-- Records for this task --

*-*-*

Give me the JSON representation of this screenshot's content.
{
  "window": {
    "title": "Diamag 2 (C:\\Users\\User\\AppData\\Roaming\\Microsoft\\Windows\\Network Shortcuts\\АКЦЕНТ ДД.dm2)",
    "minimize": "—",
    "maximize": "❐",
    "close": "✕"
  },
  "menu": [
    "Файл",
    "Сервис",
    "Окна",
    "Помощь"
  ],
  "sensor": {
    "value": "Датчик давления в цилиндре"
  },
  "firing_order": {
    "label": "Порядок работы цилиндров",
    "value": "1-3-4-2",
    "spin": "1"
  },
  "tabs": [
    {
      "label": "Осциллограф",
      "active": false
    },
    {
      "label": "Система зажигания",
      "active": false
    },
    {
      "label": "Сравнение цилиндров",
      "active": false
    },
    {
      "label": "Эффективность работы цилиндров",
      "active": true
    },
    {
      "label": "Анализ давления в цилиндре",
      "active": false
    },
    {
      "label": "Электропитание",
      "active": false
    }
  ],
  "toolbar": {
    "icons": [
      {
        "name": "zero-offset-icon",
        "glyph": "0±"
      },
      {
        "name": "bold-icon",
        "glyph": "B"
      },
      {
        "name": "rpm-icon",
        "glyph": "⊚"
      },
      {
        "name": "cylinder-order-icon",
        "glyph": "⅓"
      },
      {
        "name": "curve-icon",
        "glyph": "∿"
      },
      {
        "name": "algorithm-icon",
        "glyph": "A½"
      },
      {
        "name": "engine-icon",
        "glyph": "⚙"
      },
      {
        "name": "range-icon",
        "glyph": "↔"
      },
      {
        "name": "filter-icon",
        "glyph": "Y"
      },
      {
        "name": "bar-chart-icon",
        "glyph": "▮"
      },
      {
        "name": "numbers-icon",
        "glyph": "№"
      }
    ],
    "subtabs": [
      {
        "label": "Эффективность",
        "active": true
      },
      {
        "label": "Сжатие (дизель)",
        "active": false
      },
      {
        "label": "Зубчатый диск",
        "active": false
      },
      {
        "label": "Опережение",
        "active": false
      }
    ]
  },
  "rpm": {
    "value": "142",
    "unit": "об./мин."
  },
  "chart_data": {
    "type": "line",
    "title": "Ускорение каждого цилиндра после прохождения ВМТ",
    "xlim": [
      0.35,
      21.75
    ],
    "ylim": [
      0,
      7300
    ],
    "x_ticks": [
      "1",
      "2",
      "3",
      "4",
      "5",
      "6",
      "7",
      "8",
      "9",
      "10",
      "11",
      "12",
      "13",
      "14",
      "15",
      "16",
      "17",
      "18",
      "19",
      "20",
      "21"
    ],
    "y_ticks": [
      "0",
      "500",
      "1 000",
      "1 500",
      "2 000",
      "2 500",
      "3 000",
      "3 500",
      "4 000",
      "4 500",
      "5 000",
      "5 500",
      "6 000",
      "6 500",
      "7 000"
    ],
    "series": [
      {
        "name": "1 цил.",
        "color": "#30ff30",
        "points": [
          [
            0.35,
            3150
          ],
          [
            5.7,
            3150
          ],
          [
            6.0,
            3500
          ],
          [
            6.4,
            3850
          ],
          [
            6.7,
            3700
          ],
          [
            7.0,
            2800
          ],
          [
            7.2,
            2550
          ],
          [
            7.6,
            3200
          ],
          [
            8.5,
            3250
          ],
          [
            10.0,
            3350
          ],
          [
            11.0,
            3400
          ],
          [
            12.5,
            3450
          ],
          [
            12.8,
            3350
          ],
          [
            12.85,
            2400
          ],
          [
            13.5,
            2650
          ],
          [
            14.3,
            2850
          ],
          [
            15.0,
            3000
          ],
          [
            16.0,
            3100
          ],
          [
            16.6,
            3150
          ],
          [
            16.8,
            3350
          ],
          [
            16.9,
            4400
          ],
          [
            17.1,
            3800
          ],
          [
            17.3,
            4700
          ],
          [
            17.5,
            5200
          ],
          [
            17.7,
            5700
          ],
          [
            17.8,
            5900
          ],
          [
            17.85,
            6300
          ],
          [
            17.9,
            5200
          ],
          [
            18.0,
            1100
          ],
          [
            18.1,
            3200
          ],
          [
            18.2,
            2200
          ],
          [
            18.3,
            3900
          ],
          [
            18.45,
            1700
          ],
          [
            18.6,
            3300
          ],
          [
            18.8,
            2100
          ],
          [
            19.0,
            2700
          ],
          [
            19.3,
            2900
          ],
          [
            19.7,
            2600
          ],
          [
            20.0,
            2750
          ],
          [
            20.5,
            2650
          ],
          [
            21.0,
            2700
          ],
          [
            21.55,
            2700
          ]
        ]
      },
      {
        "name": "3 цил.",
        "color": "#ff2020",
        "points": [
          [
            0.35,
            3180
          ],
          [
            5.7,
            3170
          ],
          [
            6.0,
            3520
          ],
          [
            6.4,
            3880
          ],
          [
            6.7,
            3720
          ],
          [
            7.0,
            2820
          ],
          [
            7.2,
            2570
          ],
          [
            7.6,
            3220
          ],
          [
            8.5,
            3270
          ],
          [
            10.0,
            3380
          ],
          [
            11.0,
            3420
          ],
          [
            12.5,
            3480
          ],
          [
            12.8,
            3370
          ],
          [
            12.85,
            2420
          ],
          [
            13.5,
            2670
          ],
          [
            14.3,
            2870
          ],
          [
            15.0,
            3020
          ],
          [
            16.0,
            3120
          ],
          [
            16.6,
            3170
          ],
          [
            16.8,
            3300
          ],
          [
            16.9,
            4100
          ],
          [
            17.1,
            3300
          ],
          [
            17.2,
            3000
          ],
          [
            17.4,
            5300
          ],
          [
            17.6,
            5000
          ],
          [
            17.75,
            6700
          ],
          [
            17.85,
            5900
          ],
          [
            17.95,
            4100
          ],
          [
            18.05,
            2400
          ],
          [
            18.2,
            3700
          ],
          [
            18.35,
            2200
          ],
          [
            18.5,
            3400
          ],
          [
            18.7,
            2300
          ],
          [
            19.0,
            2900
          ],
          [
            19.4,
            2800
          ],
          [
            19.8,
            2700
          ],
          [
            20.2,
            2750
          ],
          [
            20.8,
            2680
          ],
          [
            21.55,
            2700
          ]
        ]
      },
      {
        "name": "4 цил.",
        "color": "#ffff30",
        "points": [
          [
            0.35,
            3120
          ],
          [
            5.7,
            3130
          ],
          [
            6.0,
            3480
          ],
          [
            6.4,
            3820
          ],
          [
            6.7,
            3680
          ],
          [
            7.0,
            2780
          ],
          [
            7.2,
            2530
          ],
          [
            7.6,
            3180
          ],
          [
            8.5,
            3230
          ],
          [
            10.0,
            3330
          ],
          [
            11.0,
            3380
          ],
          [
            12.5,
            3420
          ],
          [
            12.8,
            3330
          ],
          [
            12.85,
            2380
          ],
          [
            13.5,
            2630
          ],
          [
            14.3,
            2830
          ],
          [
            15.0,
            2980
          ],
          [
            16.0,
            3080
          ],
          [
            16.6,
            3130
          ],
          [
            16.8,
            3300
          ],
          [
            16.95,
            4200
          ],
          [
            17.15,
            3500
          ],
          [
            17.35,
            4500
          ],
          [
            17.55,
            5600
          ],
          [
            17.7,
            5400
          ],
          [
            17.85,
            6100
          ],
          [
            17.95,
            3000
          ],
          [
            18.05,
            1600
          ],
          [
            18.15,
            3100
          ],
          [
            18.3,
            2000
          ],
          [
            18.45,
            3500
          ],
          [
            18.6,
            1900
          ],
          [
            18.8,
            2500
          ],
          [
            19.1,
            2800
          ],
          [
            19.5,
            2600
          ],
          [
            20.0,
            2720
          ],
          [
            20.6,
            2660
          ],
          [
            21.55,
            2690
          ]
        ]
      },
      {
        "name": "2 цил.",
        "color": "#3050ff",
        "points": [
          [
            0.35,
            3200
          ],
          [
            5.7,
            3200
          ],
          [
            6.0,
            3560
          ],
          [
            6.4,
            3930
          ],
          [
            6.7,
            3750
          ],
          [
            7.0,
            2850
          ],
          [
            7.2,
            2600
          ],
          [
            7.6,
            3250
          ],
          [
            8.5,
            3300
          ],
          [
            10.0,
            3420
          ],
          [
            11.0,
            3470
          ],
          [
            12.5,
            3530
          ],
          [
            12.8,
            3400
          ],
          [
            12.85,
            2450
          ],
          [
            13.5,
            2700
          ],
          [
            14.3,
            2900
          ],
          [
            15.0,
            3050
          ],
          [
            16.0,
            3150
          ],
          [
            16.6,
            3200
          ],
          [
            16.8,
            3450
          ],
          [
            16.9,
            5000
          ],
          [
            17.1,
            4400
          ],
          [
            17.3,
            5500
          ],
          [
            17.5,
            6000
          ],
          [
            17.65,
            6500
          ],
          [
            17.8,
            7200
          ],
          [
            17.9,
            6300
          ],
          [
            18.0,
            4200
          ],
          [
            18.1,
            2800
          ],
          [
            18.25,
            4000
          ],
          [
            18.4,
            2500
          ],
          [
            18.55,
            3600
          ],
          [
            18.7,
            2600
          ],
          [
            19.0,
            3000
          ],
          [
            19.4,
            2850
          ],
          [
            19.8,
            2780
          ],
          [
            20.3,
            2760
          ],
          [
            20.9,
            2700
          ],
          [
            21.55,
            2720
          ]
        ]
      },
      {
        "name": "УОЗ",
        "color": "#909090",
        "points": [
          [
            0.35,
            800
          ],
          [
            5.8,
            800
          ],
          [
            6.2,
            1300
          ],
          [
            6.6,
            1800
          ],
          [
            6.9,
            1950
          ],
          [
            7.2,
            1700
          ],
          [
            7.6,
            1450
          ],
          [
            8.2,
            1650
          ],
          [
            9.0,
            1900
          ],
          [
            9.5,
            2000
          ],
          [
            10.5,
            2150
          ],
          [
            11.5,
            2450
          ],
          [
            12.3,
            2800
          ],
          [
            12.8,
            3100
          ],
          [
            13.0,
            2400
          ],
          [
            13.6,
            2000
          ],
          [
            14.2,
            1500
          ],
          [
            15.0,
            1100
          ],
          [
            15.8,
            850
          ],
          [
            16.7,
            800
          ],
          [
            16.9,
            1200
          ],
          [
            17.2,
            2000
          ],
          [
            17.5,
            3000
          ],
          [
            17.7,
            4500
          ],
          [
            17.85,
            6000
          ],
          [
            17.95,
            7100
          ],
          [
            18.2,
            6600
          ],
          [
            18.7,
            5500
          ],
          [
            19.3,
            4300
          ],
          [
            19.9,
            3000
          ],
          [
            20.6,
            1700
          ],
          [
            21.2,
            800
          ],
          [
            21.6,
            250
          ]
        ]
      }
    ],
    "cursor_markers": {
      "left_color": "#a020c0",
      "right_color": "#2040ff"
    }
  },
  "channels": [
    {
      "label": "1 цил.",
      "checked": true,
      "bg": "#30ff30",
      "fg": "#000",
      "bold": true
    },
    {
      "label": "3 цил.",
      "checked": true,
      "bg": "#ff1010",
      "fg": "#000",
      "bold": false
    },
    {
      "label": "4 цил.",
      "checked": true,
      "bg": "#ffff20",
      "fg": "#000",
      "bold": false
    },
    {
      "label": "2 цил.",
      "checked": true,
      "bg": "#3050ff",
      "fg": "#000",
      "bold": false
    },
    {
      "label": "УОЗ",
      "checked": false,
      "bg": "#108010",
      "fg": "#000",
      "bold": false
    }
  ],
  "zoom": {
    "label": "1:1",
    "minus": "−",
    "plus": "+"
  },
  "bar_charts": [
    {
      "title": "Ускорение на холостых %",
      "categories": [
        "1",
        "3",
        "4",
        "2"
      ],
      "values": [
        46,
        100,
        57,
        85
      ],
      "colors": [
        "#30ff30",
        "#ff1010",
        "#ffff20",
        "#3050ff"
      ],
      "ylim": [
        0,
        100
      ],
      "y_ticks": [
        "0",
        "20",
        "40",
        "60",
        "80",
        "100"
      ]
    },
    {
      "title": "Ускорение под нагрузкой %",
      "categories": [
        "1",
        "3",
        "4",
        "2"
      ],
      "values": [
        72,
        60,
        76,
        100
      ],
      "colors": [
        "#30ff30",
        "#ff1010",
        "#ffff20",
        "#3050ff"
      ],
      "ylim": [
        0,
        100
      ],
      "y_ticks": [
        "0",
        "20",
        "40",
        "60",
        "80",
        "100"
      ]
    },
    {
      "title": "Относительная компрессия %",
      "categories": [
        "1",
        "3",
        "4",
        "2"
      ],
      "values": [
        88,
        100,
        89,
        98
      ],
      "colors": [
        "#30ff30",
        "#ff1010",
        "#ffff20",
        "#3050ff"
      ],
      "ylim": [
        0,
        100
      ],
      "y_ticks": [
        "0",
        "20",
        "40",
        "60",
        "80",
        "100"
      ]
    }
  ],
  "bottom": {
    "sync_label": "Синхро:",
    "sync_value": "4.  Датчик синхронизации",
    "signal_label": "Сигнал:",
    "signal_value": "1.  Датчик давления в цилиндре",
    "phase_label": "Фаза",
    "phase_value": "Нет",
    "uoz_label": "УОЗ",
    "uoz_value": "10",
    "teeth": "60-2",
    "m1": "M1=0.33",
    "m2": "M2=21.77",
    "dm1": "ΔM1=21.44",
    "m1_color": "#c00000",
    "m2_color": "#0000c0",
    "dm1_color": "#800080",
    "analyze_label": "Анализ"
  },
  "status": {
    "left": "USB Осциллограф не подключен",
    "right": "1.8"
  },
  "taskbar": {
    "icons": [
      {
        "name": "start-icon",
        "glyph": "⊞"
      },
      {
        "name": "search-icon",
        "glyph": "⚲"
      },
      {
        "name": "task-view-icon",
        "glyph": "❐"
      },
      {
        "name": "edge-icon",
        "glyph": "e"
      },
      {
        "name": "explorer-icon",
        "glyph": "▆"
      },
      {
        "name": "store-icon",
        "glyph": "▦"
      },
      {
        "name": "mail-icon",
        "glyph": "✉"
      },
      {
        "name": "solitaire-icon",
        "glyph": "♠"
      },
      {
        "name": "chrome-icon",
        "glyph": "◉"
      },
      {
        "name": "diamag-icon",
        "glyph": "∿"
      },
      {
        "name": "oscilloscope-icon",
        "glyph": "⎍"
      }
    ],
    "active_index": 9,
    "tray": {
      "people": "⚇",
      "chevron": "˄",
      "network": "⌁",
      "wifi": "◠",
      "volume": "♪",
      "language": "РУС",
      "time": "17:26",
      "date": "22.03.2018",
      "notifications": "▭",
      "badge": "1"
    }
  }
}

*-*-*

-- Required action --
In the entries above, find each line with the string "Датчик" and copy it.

-- Answer section --
    "value": "Датчик давления в цилиндре"
    "sync_value": "4.  Датчик синхронизации",
    "signal_value": "1.  Датчик давления в цилиндре",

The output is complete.